#### Input for this task:

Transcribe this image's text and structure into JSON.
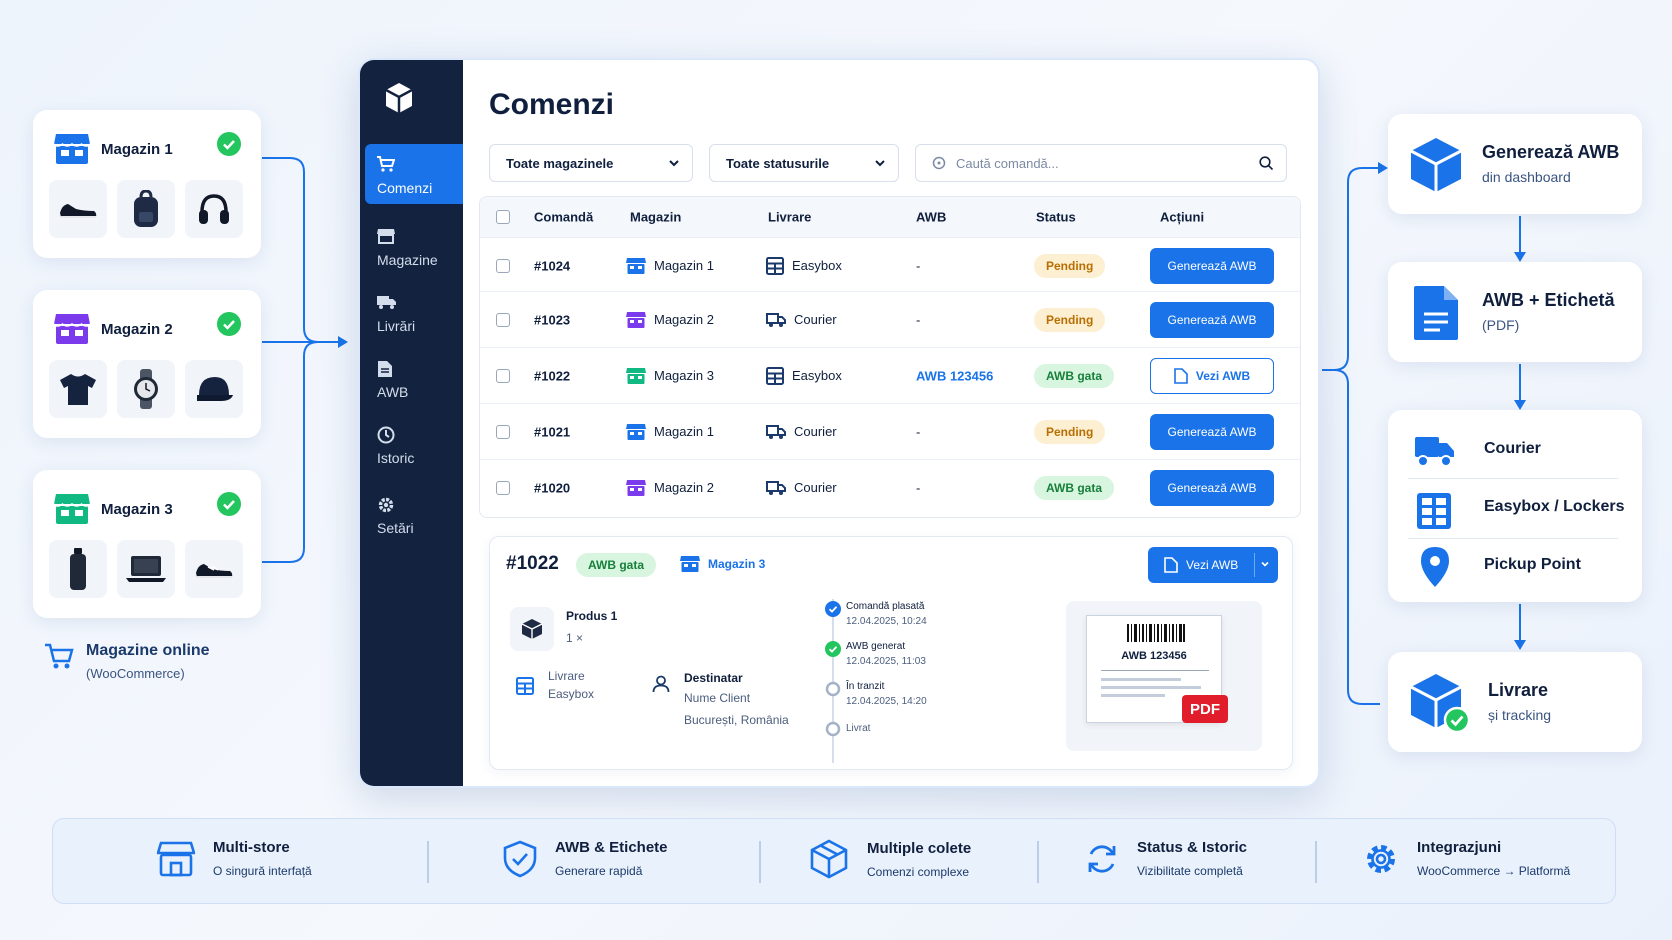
{
  "stores": [
    {
      "name": "Magazin 1",
      "color": "#1a73e8",
      "products": [
        "sneaker-icon",
        "backpack-icon",
        "headphones-icon"
      ]
    },
    {
      "name": "Magazin 2",
      "color": "#7c3aed",
      "products": [
        "tshirt-icon",
        "watch-icon",
        "cap-icon"
      ]
    },
    {
      "name": "Magazin 3",
      "color": "#10b981",
      "products": [
        "bottle-icon",
        "laptop-icon",
        "sneaker-icon"
      ]
    }
  ],
  "online": {
    "title": "Magazine online",
    "subtitle": "(WooCommerce)"
  },
  "sidebar": {
    "items": [
      {
        "label": "Comenzi",
        "icon": "cart-icon",
        "active": true
      },
      {
        "label": "Magazine",
        "icon": "store-icon",
        "active": false
      },
      {
        "label": "Livrări",
        "icon": "truck-icon",
        "active": false
      },
      {
        "label": "AWB",
        "icon": "document-icon",
        "active": false
      },
      {
        "label": "Istoric",
        "icon": "clock-icon",
        "active": false
      },
      {
        "label": "Setări",
        "icon": "gear-icon",
        "active": false
      }
    ]
  },
  "main": {
    "title": "Comenzi",
    "filters": {
      "stores": "Toate magazinele",
      "statuses": "Toate statusurile",
      "search_placeholder": "Caută comandă..."
    }
  },
  "table": {
    "headers": [
      "Comandă",
      "Magazin",
      "Livrare",
      "AWB",
      "Status",
      "Acțiuni"
    ],
    "rows": [
      {
        "id": "#1024",
        "store": "Magazin 1",
        "delivery": "Easybox",
        "awb": "-",
        "status": "Pending",
        "action": "Generează AWB"
      },
      {
        "id": "#1023",
        "store": "Magazin 2",
        "delivery": "Courier",
        "awb": "-",
        "status": "Pending",
        "action": "Generează AWB"
      },
      {
        "id": "#1022",
        "store": "Magazin 3",
        "delivery": "Easybox",
        "awb": "AWB 123456",
        "status": "AWB gata",
        "action": "Vezi AWB"
      },
      {
        "id": "#1021",
        "store": "Magazin 1",
        "delivery": "Courier",
        "awb": "-",
        "status": "Pending",
        "action": "Generează AWB"
      },
      {
        "id": "#1020",
        "store": "Magazin 2",
        "delivery": "Courier",
        "awb": "-",
        "status": "AWB gata",
        "action": "Generează AWB"
      }
    ]
  },
  "detail": {
    "id": "#1022",
    "status": "AWB gata",
    "store": "Magazin 3",
    "view_button": "Vezi AWB",
    "product": {
      "name": "Produs 1",
      "qty": "1 ×"
    },
    "delivery": {
      "label": "Livrare",
      "value": "Easybox"
    },
    "recipient": {
      "label": "Destinatar",
      "name": "Nume Client",
      "city": "București, România"
    },
    "timeline": [
      {
        "label": "Comandă plasată",
        "date": "12.04.2025, 10:24",
        "done": true
      },
      {
        "label": "AWB generat",
        "date": "12.04.2025, 11:03",
        "done": true
      },
      {
        "label": "În tranzit",
        "date": "12.04.2025, 14:20",
        "done": false
      },
      {
        "label": "Livrat",
        "date": "",
        "done": false
      }
    ],
    "label_preview": {
      "awb": "AWB 123456",
      "badge": "PDF"
    }
  },
  "flow": [
    {
      "title": "Generează AWB",
      "subtitle": "din dashboard",
      "icon": "box-icon"
    },
    {
      "title": "AWB + Etichetă",
      "subtitle": "(PDF)",
      "icon": "file-icon"
    },
    {
      "options": [
        {
          "label": "Courier",
          "icon": "truck-icon"
        },
        {
          "label": "Easybox / Lockers",
          "icon": "locker-icon"
        },
        {
          "label": "Pickup Point",
          "icon": "pin-icon"
        }
      ]
    },
    {
      "title": "Livrare",
      "subtitle": "și tracking",
      "icon": "box-check-icon"
    }
  ],
  "features": [
    {
      "title": "Multi-store",
      "subtitle": "O singură interfață",
      "icon": "store-icon"
    },
    {
      "title": "AWB & Etichete",
      "subtitle": "Generare rapidă",
      "icon": "shield-check-icon"
    },
    {
      "title": "Multiple colete",
      "subtitle": "Comenzi complexe",
      "icon": "boxes-icon"
    },
    {
      "title": "Status & Istoric",
      "subtitle": "Vizibilitate completă",
      "icon": "refresh-icon"
    },
    {
      "title": "Integrazjuni",
      "subtitle": "WooCommerce → Platformă",
      "icon": "gear-icon"
    }
  ],
  "colors": {
    "accent": "#1a73e8",
    "sidebar": "#13233f",
    "pending": "#b86e00",
    "ready": "#17803a"
  }
}
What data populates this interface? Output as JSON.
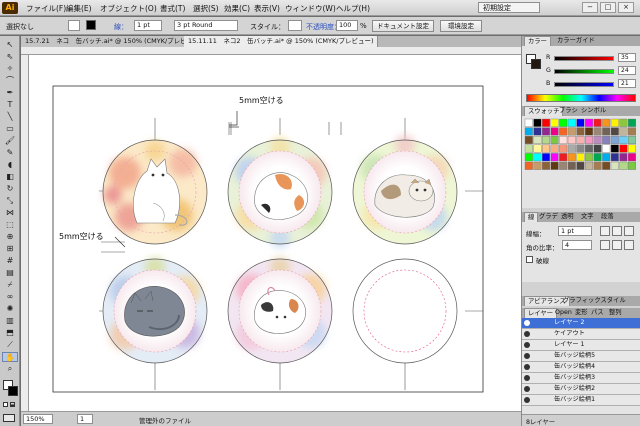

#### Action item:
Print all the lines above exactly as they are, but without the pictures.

#### Your solution:
Transcribe this image's text and structure into JSON.
{
  "stores": [
    {
      "name": "Magazin 1",
      "color": "#1a73e8",
      "products": [
        "sneaker-icon",
        "backpack-icon",
        "headphones-icon"
      ]
    },
    {
      "name": "Magazin 2",
      "color": "#7c3aed",
      "products": [
        "tshirt-icon",
        "watch-icon",
        "cap-icon"
      ]
    },
    {
      "name": "Magazin 3",
      "color": "#10b981",
      "products": [
        "bottle-icon",
        "laptop-icon",
        "sneaker-icon"
      ]
    }
  ],
  "online": {
    "title": "Magazine online",
    "subtitle": "(WooCommerce)"
  },
  "sidebar": {
    "items": [
      {
        "label": "Comenzi",
        "icon": "cart-icon",
        "active": true
      },
      {
        "label": "Magazine",
        "icon": "store-icon",
        "active": false
      },
      {
        "label": "Livrări",
        "icon": "truck-icon",
        "active": false
      },
      {
        "label": "AWB",
        "icon": "document-icon",
        "active": false
      },
      {
        "label": "Istoric",
        "icon": "clock-icon",
        "active": false
      },
      {
        "label": "Setări",
        "icon": "gear-icon",
        "active": false
      }
    ]
  },
  "main": {
    "title": "Comenzi",
    "filters": {
      "stores": "Toate magazinele",
      "statuses": "Toate statusurile",
      "search_placeholder": "Caută comandă..."
    }
  },
  "table": {
    "headers": [
      "Comandă",
      "Magazin",
      "Livrare",
      "AWB",
      "Status",
      "Acțiuni"
    ],
    "rows": [
      {
        "id": "#1024",
        "store": "Magazin 1",
        "delivery": "Easybox",
        "awb": "-",
        "status": "Pending",
        "action": "Generează AWB"
      },
      {
        "id": "#1023",
        "store": "Magazin 2",
        "delivery": "Courier",
        "awb": "-",
        "status": "Pending",
        "action": "Generează AWB"
      },
      {
        "id": "#1022",
        "store": "Magazin 3",
        "delivery": "Easybox",
        "awb": "AWB 123456",
        "status": "AWB gata",
        "action": "Vezi AWB"
      },
      {
        "id": "#1021",
        "store": "Magazin 1",
        "delivery": "Courier",
        "awb": "-",
        "status": "Pending",
        "action": "Generează AWB"
      },
      {
        "id": "#1020",
        "store": "Magazin 2",
        "delivery": "Courier",
        "awb": "-",
        "status": "AWB gata",
        "action": "Generează AWB"
      }
    ]
  },
  "detail": {
    "id": "#1022",
    "status": "AWB gata",
    "store": "Magazin 3",
    "view_button": "Vezi AWB",
    "product": {
      "name": "Produs 1",
      "qty": "1 ×"
    },
    "delivery": {
      "label": "Livrare",
      "value": "Easybox"
    },
    "recipient": {
      "label": "Destinatar",
      "name": "Nume Client",
      "city": "București, România"
    },
    "timeline": [
      {
        "label": "Comandă plasată",
        "date": "12.04.2025, 10:24",
        "done": true
      },
      {
        "label": "AWB generat",
        "date": "12.04.2025, 11:03",
        "done": true
      },
      {
        "label": "În tranzit",
        "date": "12.04.2025, 14:20",
        "done": false
      },
      {
        "label": "Livrat",
        "date": "",
        "done": false
      }
    ],
    "label_preview": {
      "awb": "AWB 123456",
      "badge": "PDF"
    }
  },
  "flow": [
    {
      "title": "Generează AWB",
      "subtitle": "din dashboard",
      "icon": "box-icon"
    },
    {
      "title": "AWB + Etichetă",
      "subtitle": "(PDF)",
      "icon": "file-icon"
    },
    {
      "options": [
        {
          "label": "Courier",
          "icon": "truck-icon"
        },
        {
          "label": "Easybox / Lockers",
          "icon": "locker-icon"
        },
        {
          "label": "Pickup Point",
          "icon": "pin-icon"
        }
      ]
    },
    {
      "title": "Livrare",
      "subtitle": "și tracking",
      "icon": "box-check-icon"
    }
  ],
  "features": [
    {
      "title": "Multi-store",
      "subtitle": "O singură interfață",
      "icon": "store-icon"
    },
    {
      "title": "AWB & Etichete",
      "subtitle": "Generare rapidă",
      "icon": "shield-check-icon"
    },
    {
      "title": "Multiple colete",
      "subtitle": "Comenzi complexe",
      "icon": "boxes-icon"
    },
    {
      "title": "Status & Istoric",
      "subtitle": "Vizibilitate completă",
      "icon": "refresh-icon"
    },
    {
      "title": "Integrazjuni",
      "subtitle": "WooCommerce → Platformă",
      "icon": "gear-icon"
    }
  ],
  "colors": {
    "accent": "#1a73e8",
    "sidebar": "#13233f",
    "pending": "#b86e00",
    "ready": "#17803a"
  }
}
What data populates this interface? Output as JSON.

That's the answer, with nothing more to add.